If only one knew of what and by whom one were accused,
when, where and by what laws one were to be judged, it would
be possible to prepare ones defence systematically and
set about things in a sensible fashion.
First published sixty years ago, Asylum Piece
today ranks as one of the most extraordinary and terrifying
evocations of human madness ever written.
This collection of stories, mostly interlinked and largely
autobiographical, chart the descent of the narrator from the
onset of neurosis to final incarceration at a Swiss clinic.
The sense of paranoia, of persecution by a foe or force that
is never given a name evokes The Trial by Franz Kafka,
the writer with whom Kavan is most often compared, though
Kavans deeply personal, restrained and almost foreign-accented
style has no true model. The same characters who recur throughout
the protagonists unhelpful advisor,

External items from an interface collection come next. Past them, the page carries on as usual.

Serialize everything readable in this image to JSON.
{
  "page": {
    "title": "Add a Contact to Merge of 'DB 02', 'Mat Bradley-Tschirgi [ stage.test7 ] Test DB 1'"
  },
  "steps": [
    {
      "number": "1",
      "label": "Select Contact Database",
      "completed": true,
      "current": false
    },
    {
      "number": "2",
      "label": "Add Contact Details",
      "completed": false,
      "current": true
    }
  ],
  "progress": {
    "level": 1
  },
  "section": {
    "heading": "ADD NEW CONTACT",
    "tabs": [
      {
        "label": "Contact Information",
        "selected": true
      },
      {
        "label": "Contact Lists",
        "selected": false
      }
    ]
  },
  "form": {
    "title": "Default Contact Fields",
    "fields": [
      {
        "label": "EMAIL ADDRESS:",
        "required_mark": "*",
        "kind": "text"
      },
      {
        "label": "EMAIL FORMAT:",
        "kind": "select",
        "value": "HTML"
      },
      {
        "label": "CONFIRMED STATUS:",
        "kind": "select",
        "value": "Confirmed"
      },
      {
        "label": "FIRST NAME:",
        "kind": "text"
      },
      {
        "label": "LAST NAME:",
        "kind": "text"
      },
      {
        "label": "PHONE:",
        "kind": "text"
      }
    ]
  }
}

the friend/lover who abandons her at the clinic, and an assortment
of deluded companions are sketched without a trace
of the rage, self-pity or sentiment that have marked more
recent prozac memoirs.
Pervaded by a sense of intolerable oppression,
lit by sudden shafts of delight in the natural world,
their concise artistry proclaims how consumately she knew
and rode her devils.
Anna Kavan charges the space between her words and
the readers mind with a continuous crackle of electricity.
– New Statesman
A writer of unusual imaginative power. – Edwin
An artist of great distinction. – L.P.
A classic equal to the work of Kafka. – Anaïs
née Helen Woods, was born in Cannes
probably in 1901; she was evasive about the facts
of her life and spent her childhood in Europe, the
USA and England. Twice married and divorced, she began writing
while living with her first husband in Burma and was published
under her married name of Helen Ferguson. In the wake of
the collapse of her second marriage, she suffered the first
of many nervous breakdowns and was confined to a clinic
in Switzerland; she emerged from her incarceration with
a new name
Anna Kavan, the protagonist of her 1930 novel Let
Me Alone an outwardly different
persona and a new literary style. Her first novel in this
Asylum Piece, and it achieved for her a certain recognition.
She was a long-term heroin addict and suffered periodic
bouts of mental illness, and these facets of her life feature
prominently in her novels and short stories. She died in
1968 of heart failure soon after the publication of her
most celebrated work, the novel Ice.